“The books I try not to pick up, and don’t want to read, are ones I wrote myself and published in the past,” says the Japanese writer, whose new book is “Novelist as a Vocation.” “Though it does make me want to do better with my next work.”
In his elegiac memoir, “Come Back in September,” the novelist and critic Darryl Pinckney recalls his former writing teacher and lifelong friend, and the vibrant New York intellectual world they once inhabited.
“The Song of the Cell,” the latest work by the Pulitzer Prize-winning oncologist, recounts our evolving understanding of the body’s smallest structural and functional unit — and its implications for everything from immune therapy and in vitro fertilization to Covid-19.
The New York Times – In “The Passenger,” a pair of siblings contend with the world’s enigmas and their own demons. The term “Janus word” was coined in the 1880s by the English theologian Thomas Kelly Cheyne to describe a word that can express two, more or less opposite meanings. Cheyne gave it the name of the two-faced Roman god who looks forward and back at the same time.
“What about ‘O Pioneers!’ or ‘My Ántonia’?” asks the documentarian and author of the forthcoming photo book “Our America.” “For that matter, what about Gabriel García Márquez? We do not have a copyright on the word ‘American.’”

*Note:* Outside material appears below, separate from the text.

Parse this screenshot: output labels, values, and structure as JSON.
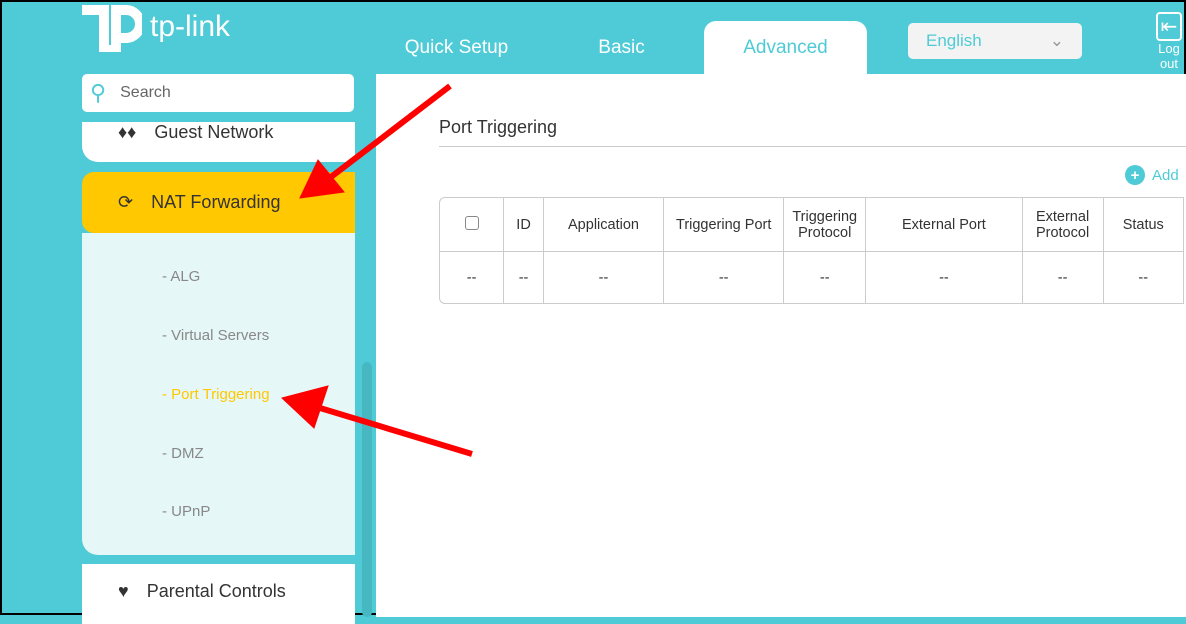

Don’t miss the latest entry in our “Read Your Way Around the World” series, which will whisk you to the brightly hued streets of Reykjavík, or our excerpts from Bob Dylan’s new book, “The Philosophy of Modern Song.” (In 1971, 45 years before he was awarded the Nobel Prize in Literature, the Book Review opined, rather tartly, that “Dylan is not a literary figure. Literature comes in books, and Dylan does not intend his most important work to be read.”)
Cover for @nytimesbooks Junot Diaz’s review of Alan Moore’s new story collection “Illuminations”.
IN A TIME OF PANTHERS: Early Photographs, by Jeffrey Henson Scales. (SPQR Editions, $49.95.) Scales, a photography editor at The Times, has dug up intimate images taken of Black Panther members and protests during the late 1960s to share a “time capsule” that has taken on new urgency for the author and for our country at large.
CAROLEE SCHNEEMANN: Body Politics, edited by Lotte Johnson and Chris Bayley. (Yale University, $50.) This collection gathers six decades of work from the late experimental artist, including paintings, multimedia installations and films, to shed new light on Schneemann’s ideas about the body, war and more.
IN THE BLACK FANTASTIC, by Ekow Eshun. (MIT, $39.95.) In this exciting, wide-ranging collection, Eshun presents speculative art and imagery from the African diaspora with a focus on folklore and Afrofuturism and explores works such as the paintings of Kara Walker and Chris Ofili and Jordan Peele’s “Get Out.”
FIELD OF PLAY: 60 Years of NFL Photography, by Steve Cassady and Michael Zagaris. (Abrams, $80.) Zagaris’s images — covering 42 Super Bowls, 49 seasons with the San Francisco 49ers and more — provide glimpses into moments of tension, pain and intensity over 60 years of N.F.L. history.